- [What is required]: The entries must be repeated verbatim, and their images left out.

- [Data provided]:

*** Begin section ***

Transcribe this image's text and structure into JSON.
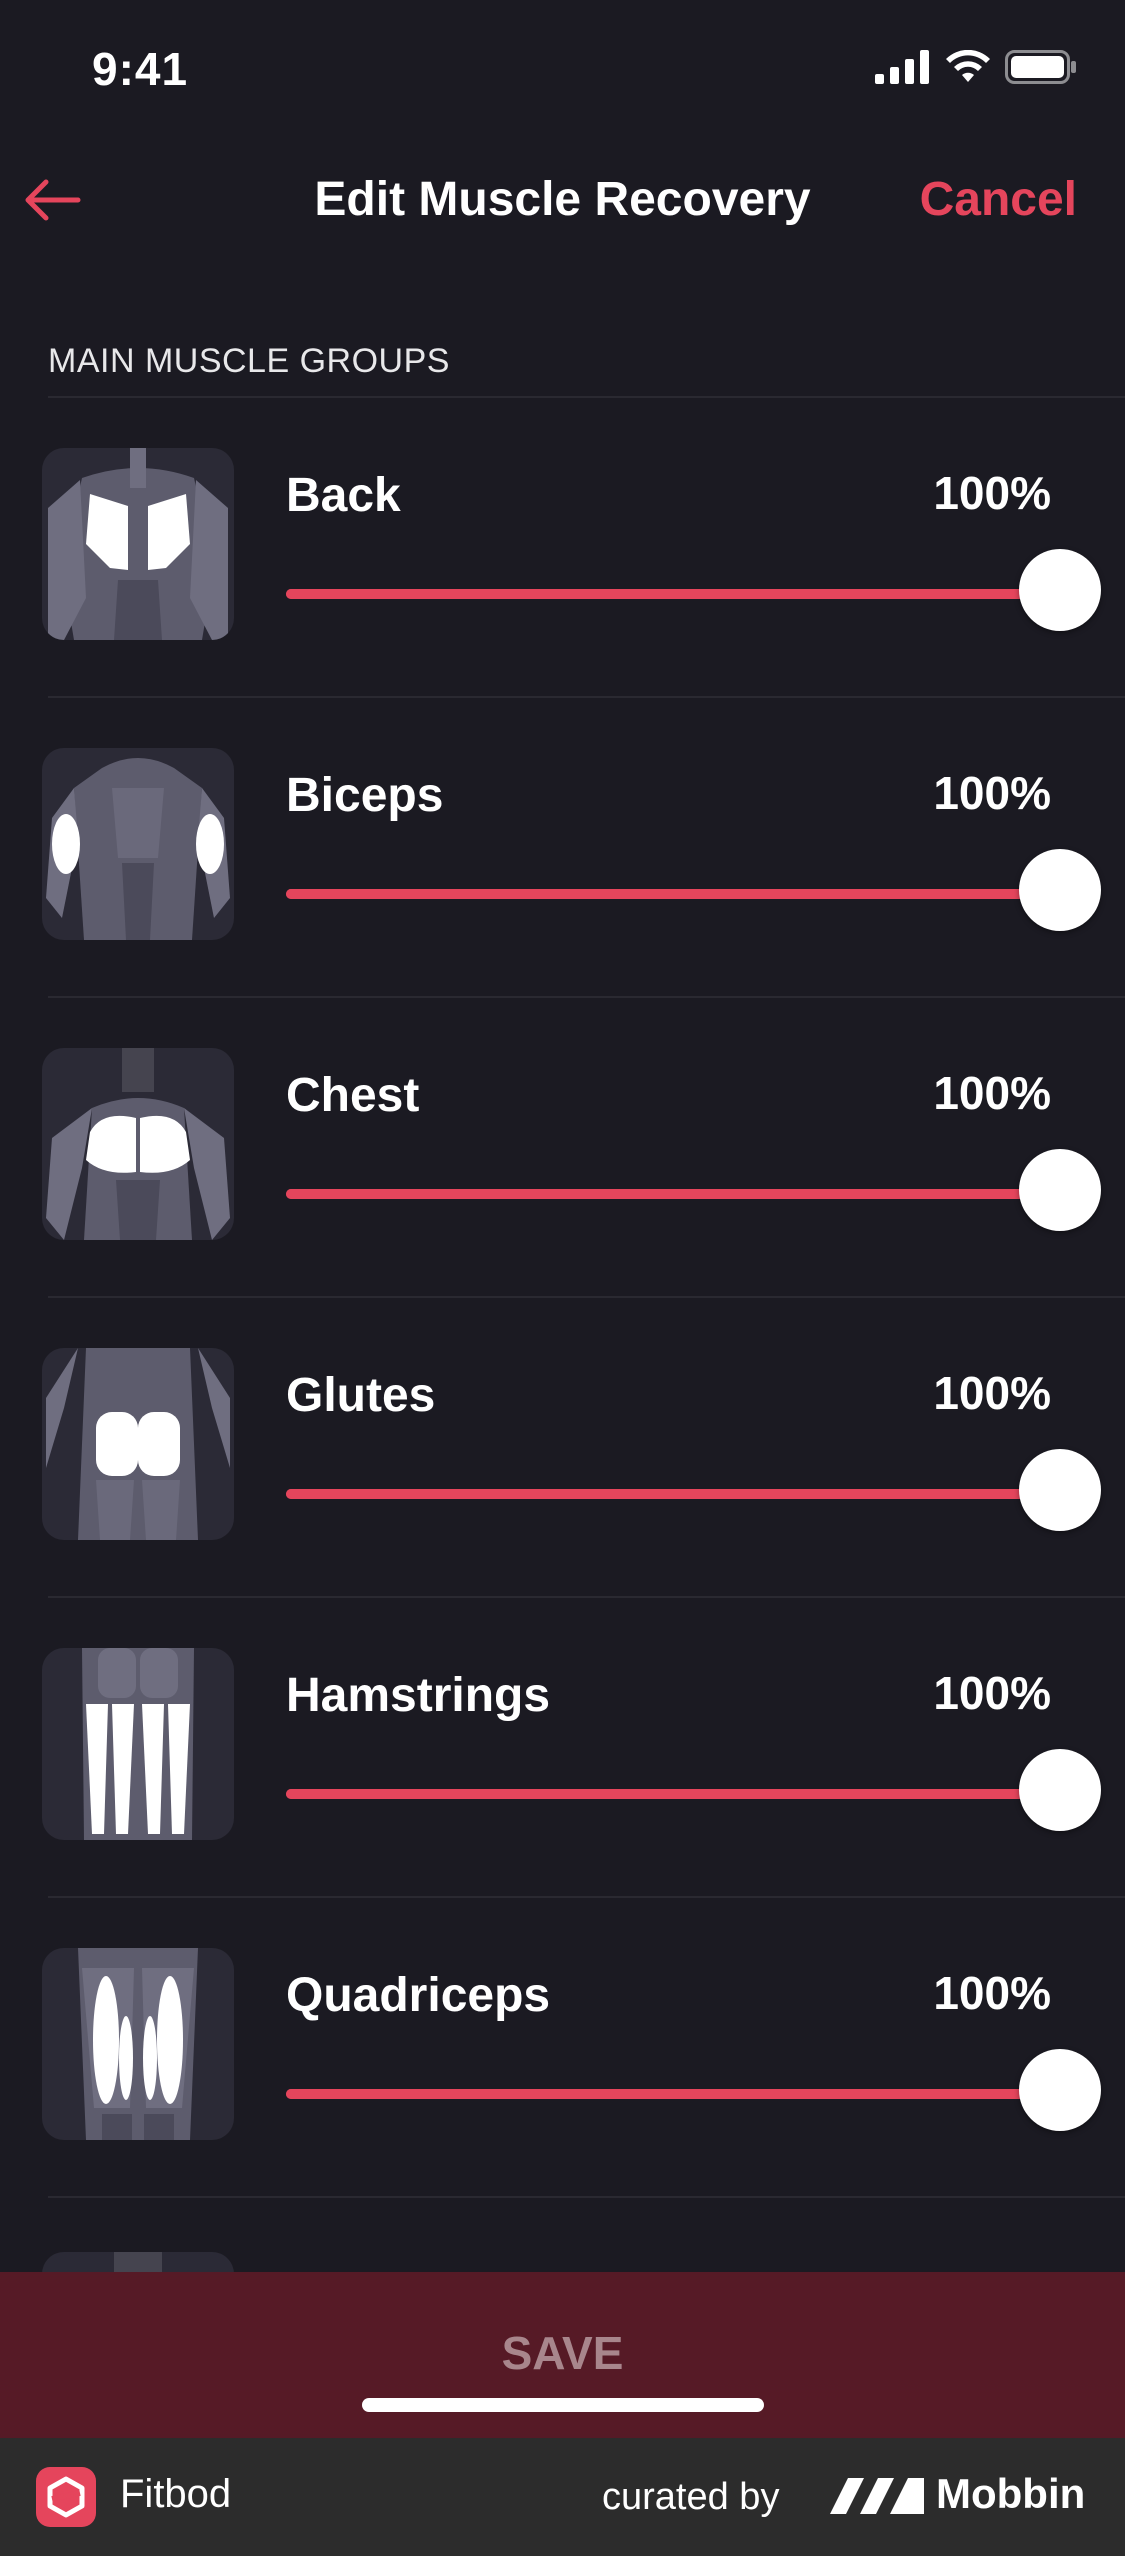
{
  "status_bar": {
    "time": "9:41"
  },
  "nav": {
    "title": "Edit Muscle Recovery",
    "cancel_label": "Cancel"
  },
  "section": {
    "header": "MAIN MUSCLE GROUPS"
  },
  "muscles": [
    {
      "name": "Back",
      "value_label": "100%",
      "value": 1.0
    },
    {
      "name": "Biceps",
      "value_label": "100%",
      "value": 1.0
    },
    {
      "name": "Chest",
      "value_label": "100%",
      "value": 1.0
    },
    {
      "name": "Glutes",
      "value_label": "100%",
      "value": 1.0
    },
    {
      "name": "Hamstrings",
      "value_label": "100%",
      "value": 1.0
    },
    {
      "name": "Quadriceps",
      "value_label": "100%",
      "value": 1.0
    }
  ],
  "save": {
    "label": "SAVE"
  },
  "footer": {
    "app_name": "Fitbod",
    "curated_by": "curated by",
    "brand": "Mobbin"
  },
  "colors": {
    "accent": "#e5455c",
    "background": "#1b1a22",
    "save_bar": "#561a26",
    "thumb_bg": "#2b2a36"
  }
}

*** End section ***

- [Written answer]:
Transcribe this image's text and structure into JSON.
{
  "status_bar": {
    "time": "9:41"
  },
  "nav": {
    "title": "Edit Muscle Recovery",
    "cancel_label": "Cancel"
  },
  "section": {
    "header": "MAIN MUSCLE GROUPS"
  },
  "muscles": [
    {
      "name": "Back",
      "value_label": "100%",
      "value": 1.0
    },
    {
      "name": "Biceps",
      "value_label": "100%",
      "value": 1.0
    },
    {
      "name": "Chest",
      "value_label": "100%",
      "value": 1.0
    },
    {
      "name": "Glutes",
      "value_label": "100%",
      "value": 1.0
    },
    {
      "name": "Hamstrings",
      "value_label": "100%",
      "value": 1.0
    },
    {
      "name": "Quadriceps",
      "value_label": "100%",
      "value": 1.0
    }
  ],
  "save": {
    "label": "SAVE"
  },
  "footer": {
    "app_name": "Fitbod",
    "curated_by": "curated by",
    "brand": "Mobbin"
  },
  "colors": {
    "accent": "#e5455c",
    "background": "#1b1a22",
    "save_bar": "#561a26",
    "thumb_bg": "#2b2a36"
  }
}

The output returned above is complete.